A lava flow from the volcano Mauna Loa descended the mountain more than 1,000 years ago, enveloping and devouring everything in its path. It knocked down a tree that was growing here, and the tree left its print on the hardening lava.
These tree molds were created when lava solidified around trees that it knocked down in its path to the ocean. The hot, liquid lava cooled and solidified aroud the trees. Trapped in the lava, the trees died and decomposed over many years. Now, over a thousand years later, the trees are long gone, but their imprints remain in the lava.
This beautiful cove was the royal canoe landing, for use only by the ali'i. The area was forbidden to all commoners, and anyone entering it would be violating sacred law (kapu) and could be killed on the spot. There is a wooden marker in the cove warning people of the kapu. Wooden images (ki'i) also stand watch over the cove. Today Keone'ele Cove is an excellent place for snorkeling. Sea turtles come to swim in the clear water and sun themselves on the beach.
Keone'ele Cove. Ali'i would launch and land their canoes from here. The area was forbidden to commoners, and entering would mean breaking kapu. A wooden marker was placed in the cove to warn people of the kapu.
It is very important that park visitors do not chase or touch these animals. Sea turtles are a magnificent species that needs our help to survive on the Kona coast. Visitors can help by enjoying the turtles from a safe distance and taking pictures without approaching the animals.
This wall separates the royal grounds from the pu'uhonua. It was constructed without any mortar or cement. Large blocks of lava were stacked to make the wall, and it is held together by the friction between the stones. This wall is 17 feet thick and 10 feet high. An opening exists so visitors can walk through the wall between the royal gounds and the pu'uhonua. The Great Wall has stood here since the mid 1500s. Today, some parts of it are unstable and need to be managed by the park.
At the opening of the Great Wall from the royal grounds and looking into the pu'uhonua, the wall is nearly 17 feet thick and 10 feet tall.
Historically, there was no gate in this wall to provide entrance into the pu'uhonua. Those seeking entrance to the place of refuge would often have to swim or run great distances and pass through numerous obstacles while being pursued before they reached the safety of the pu'uhonua.
Resource managers at the park receive help from volunteers in the Youth Conservation Corps to mark sections of the Great Wall that have become unstable over time. The resource magagers will have to devise and carry out a plan to maintain the structure so that is does not pose a hazard to visitors.
These fishponds are filled naturally by a mixture of seawater and fresh spring water welling up from below the sand. When the royal grounds were inhabited, the ponds were stocked with fish to be eaten by the ali'i.
The structures, called halau, shown here were working areas. In them, canoes, tools, weapons, and other necessary things were made. In Hawaiian culture, like many other cultures, there were specific families that specialized in certain trades. Canoe building was one such trade. A master canoe builder would spend most of his life learning his trade, building canoes, and teaching his son or another apprentice the trade.

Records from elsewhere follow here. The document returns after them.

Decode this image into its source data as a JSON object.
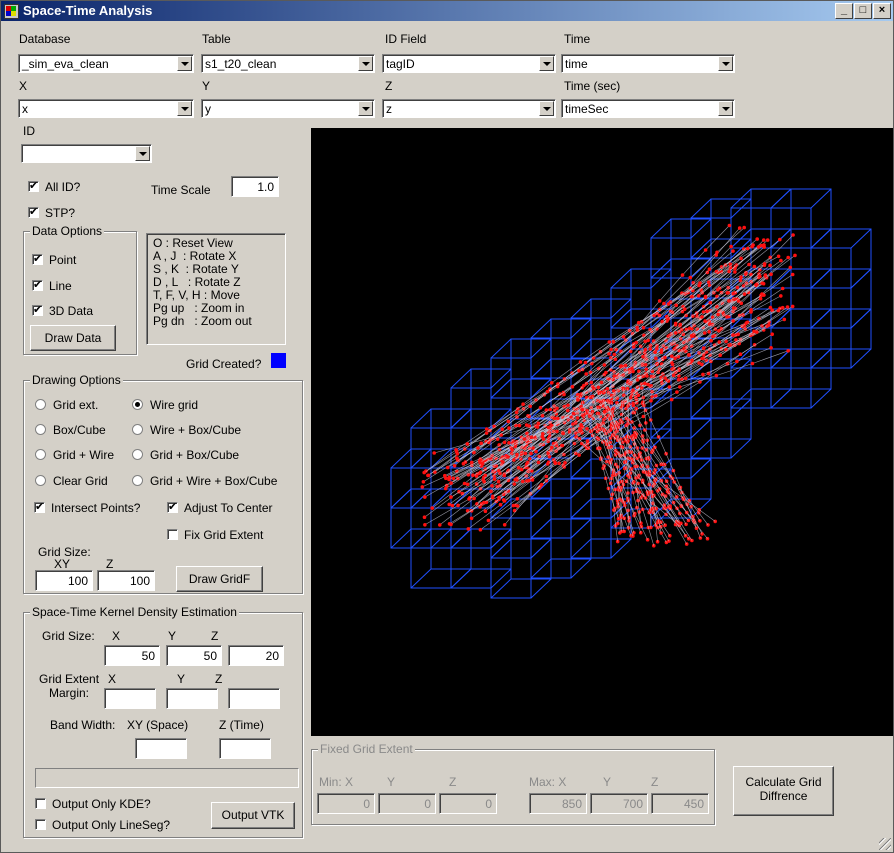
{
  "window": {
    "title": "Space-Time Analysis",
    "min": "_",
    "max": "□",
    "close": "×"
  },
  "fields": {
    "database": {
      "label": "Database",
      "value": "_sim_eva_clean"
    },
    "table": {
      "label": "Table",
      "value": "s1_t20_clean"
    },
    "idfield": {
      "label": "ID Field",
      "value": "tagID"
    },
    "time": {
      "label": "Time",
      "value": "time"
    },
    "x": {
      "label": "X",
      "value": "x"
    },
    "y": {
      "label": "Y",
      "value": "y"
    },
    "z": {
      "label": "Z",
      "value": "z"
    },
    "timesec": {
      "label": "Time (sec)",
      "value": "timeSec"
    }
  },
  "id": {
    "label": "ID",
    "value": ""
  },
  "allid": {
    "label": "All ID?",
    "checked": true
  },
  "stp": {
    "label": "STP?",
    "checked": true
  },
  "timescale": {
    "label": "Time Scale",
    "value": "1.0"
  },
  "data_options": {
    "title": "Data Options",
    "point": "Point",
    "line": "Line",
    "data3d": "3D Data",
    "draw": "Draw Data"
  },
  "keys": [
    "O : Reset View",
    "A , J  : Rotate X",
    "S , K  : Rotate Y",
    "D , L   : Rotate Z",
    "T, F, V, H : Move",
    "Pg up   : Zoom in",
    "Pg dn   : Zoom out"
  ],
  "grid_created": {
    "label": "Grid Created?",
    "color": "#0000ff"
  },
  "drawing_options": {
    "title": "Drawing Options",
    "grid_ext": "Grid ext.",
    "wire_grid": "Wire grid",
    "box_cube": "Box/Cube",
    "wire_box": "Wire + Box/Cube",
    "grid_wire": "Grid + Wire",
    "grid_box": "Grid + Box/Cube",
    "clear_grid": "Clear Grid",
    "grid_wire_box": "Grid + Wire + Box/Cube",
    "intersect": "Intersect Points?",
    "adjust": "Adjust To Center",
    "fix_extent": "Fix Grid Extent",
    "grid_size": "Grid Size:",
    "xy": "XY",
    "z": "Z",
    "xy_value": "100",
    "z_value": "100",
    "draw_grid": "Draw GridF"
  },
  "kde": {
    "title": "Space-Time Kernel Density Estimation",
    "grid_size": "Grid Size:",
    "x": "X",
    "y": "Y",
    "z": "Z",
    "gx": "50",
    "gy": "50",
    "gz": "20",
    "extent": "Grid Extent",
    "margin": "Margin:",
    "band": "Band Width:",
    "xy_space": "XY (Space)",
    "z_time": "Z (Time)",
    "only_kde": "Output Only KDE?",
    "only_lineseg": "Output Only LineSeg?",
    "output_vtk": "Output VTK"
  },
  "fixed_extent": {
    "title": "Fixed Grid Extent",
    "minx": "Min: X",
    "y": "Y",
    "z": "Z",
    "maxx": "Max: X",
    "min_values": [
      "0",
      "0",
      "0"
    ],
    "max_values": [
      "850",
      "700",
      "450"
    ]
  },
  "calc_button": {
    "line1": "Calculate Grid",
    "line2": "Diffrence"
  },
  "colors": {
    "wire": "#2050ff",
    "points": "#ff1010",
    "viewport_bg": "#000000",
    "window_bg": "#d4d0c8"
  }
}
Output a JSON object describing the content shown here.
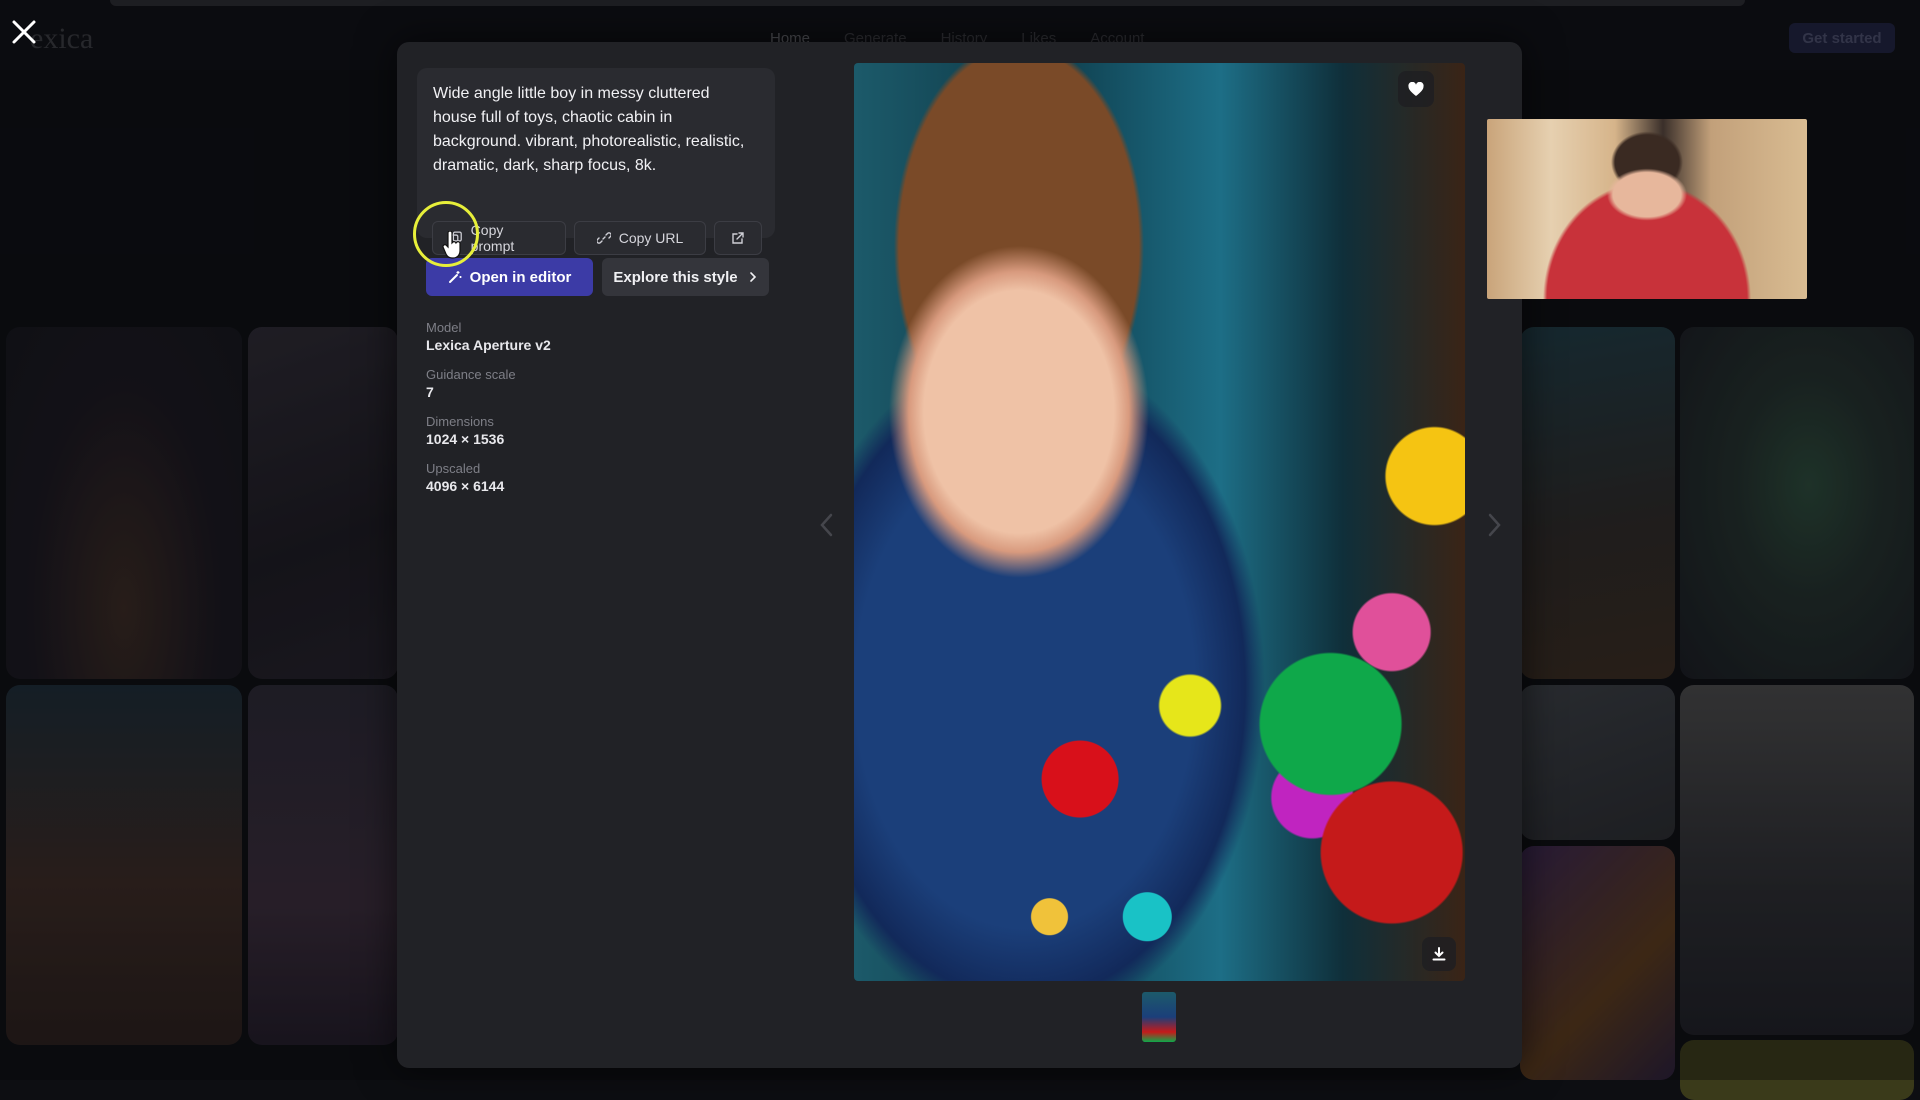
{
  "background": {
    "logo": "exica",
    "nav": [
      "Home",
      "Generate",
      "History",
      "Likes",
      "Account"
    ],
    "cta": "Get started"
  },
  "modal": {
    "prompt": "Wide angle little boy in messy cluttered house full of toys, chaotic cabin in background. vibrant, photorealistic, realistic, dramatic, dark, sharp focus, 8k.",
    "buttons": {
      "copy_prompt": "Copy prompt",
      "copy_url": "Copy URL",
      "open_in_editor": "Open in editor",
      "explore_style": "Explore this style"
    },
    "meta": {
      "model_label": "Model",
      "model_value": "Lexica Aperture v2",
      "guidance_label": "Guidance scale",
      "guidance_value": "7",
      "dimensions_label": "Dimensions",
      "dimensions_value": "1024 × 1536",
      "upscaled_label": "Upscaled",
      "upscaled_value": "4096 × 6144"
    }
  },
  "colors": {
    "primary_button": "#3c3ba6",
    "modal_bg": "#212226",
    "cursor_highlight": "#e7ef3a"
  },
  "icons": [
    "close-icon",
    "copy-icon",
    "link-icon",
    "external-link-icon",
    "wand-icon",
    "chevron-right-icon",
    "heart-icon",
    "download-icon",
    "chevron-left-icon"
  ]
}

This structure may have been used to build canoes and other tools for catching fish. Click on the image on the left to see inside. A traditional method of fishing called hukilau was used by ancient Hawaiins. Ti leaves were hung and dried, and then tied along a rope. This leafy rope, shown below, was strung across a bay and then pulled toward shore by several men. The leaves in the water scared the fish into shallow areas close to the shore where they could easily be caught. This method was eventually abandoned.
This halau was built with a wooden frame, and thatched with pili grasses. Inside, a man is demonstrating the master trade of Hawaiian canoe-building.
About the Park
Royal Grounds (Current location)
Views of the National Park